Similar distribution of follow-up singles by Cameo and Capitol, which found them pursuing a more blue-eyed soul-oriented direction on cuts like "I Need You" and "Hold on Baby," followed the same story: big success in Michigan, nothing doing elsewhere. Morgan turned down a spot in Blood, Sweat & Tears, and the Rationals finally got an album out on Crewe Records in early 1970. By that time, though, their moment had passed: their best work was behind them, and attempts to modify their energetic pop/soul approach for the psychedelic album market were ill-fated.

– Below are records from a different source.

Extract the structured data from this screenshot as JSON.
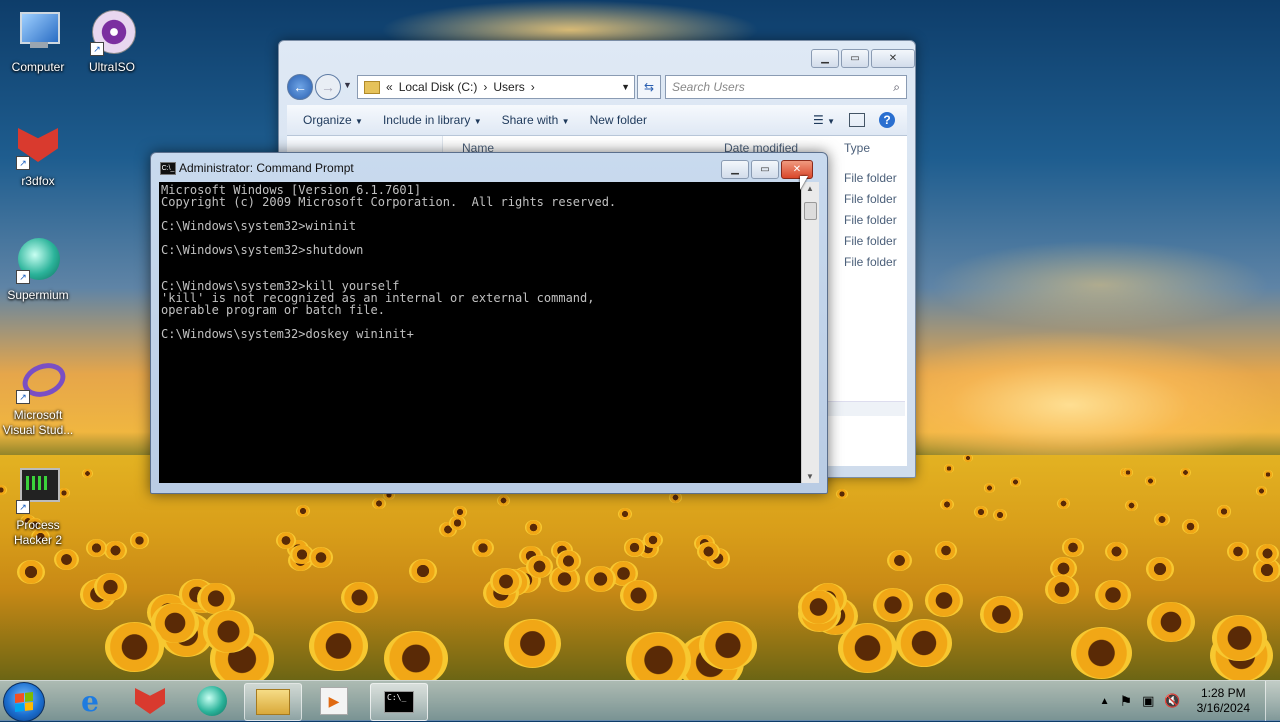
{
  "desktop": {
    "icons": [
      {
        "label": "Computer"
      },
      {
        "label": "UltraISO"
      },
      {
        "label": "r3dfox"
      },
      {
        "label": "Supermium"
      },
      {
        "label": "Microsoft Visual Stud..."
      },
      {
        "label": "Process Hacker 2"
      }
    ]
  },
  "explorer": {
    "breadcrumb": [
      "«",
      "Local Disk (C:)",
      "›",
      "Users",
      "›"
    ],
    "search_placeholder": "Search Users",
    "toolbar": {
      "organize": "Organize",
      "include_in_library": "Include in library",
      "share_with": "Share with",
      "new_folder": "New folder"
    },
    "columns": {
      "name": "Name",
      "date_modified": "Date modified",
      "type": "Type"
    },
    "rows": [
      {
        "type": "File folder"
      },
      {
        "type": "File folder"
      },
      {
        "type": "File folder"
      },
      {
        "type": "File folder"
      },
      {
        "type": "File folder"
      }
    ]
  },
  "cmd": {
    "title": "Administrator: Command Prompt",
    "icon_text": "C:\\_",
    "lines": [
      "Microsoft Windows [Version 6.1.7601]",
      "Copyright (c) 2009 Microsoft Corporation.  All rights reserved.",
      "",
      "C:\\Windows\\system32>wininit",
      "",
      "C:\\Windows\\system32>shutdown",
      "",
      "",
      "C:\\Windows\\system32>kill yourself",
      "'kill' is not recognized as an internal or external command,",
      "operable program or batch file.",
      "",
      "C:\\Windows\\system32>doskey wininit+"
    ]
  },
  "taskbar": {
    "time": "1:28 PM",
    "date": "3/16/2024",
    "cmd_button_text": "C:\\_"
  },
  "colors": {
    "console_bg": "#000000",
    "console_fg": "#c0c0c0",
    "close_button": "#d9472b"
  }
}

The Rationals broke up in the summer of 1970. Morgan continued to build his cult credentials over the next 25 years on sporadic recordings with Sonic's Rendezvous Band (which also featured the MC5's Fred Smith), the Scott Morgan Band, and Scott's Pirates. Licensing hurdles, unfortunately, have prevented their batch of fine '60s singles for A2, Cameo/Parkway, and Capitol from being reissued on a coherent anthology, although some have dotted obscure garage compilations. This is a shame, as their sole album, and a recently released live CD of a show from late 1968, are unrepresentative of the band as they sounded at their best.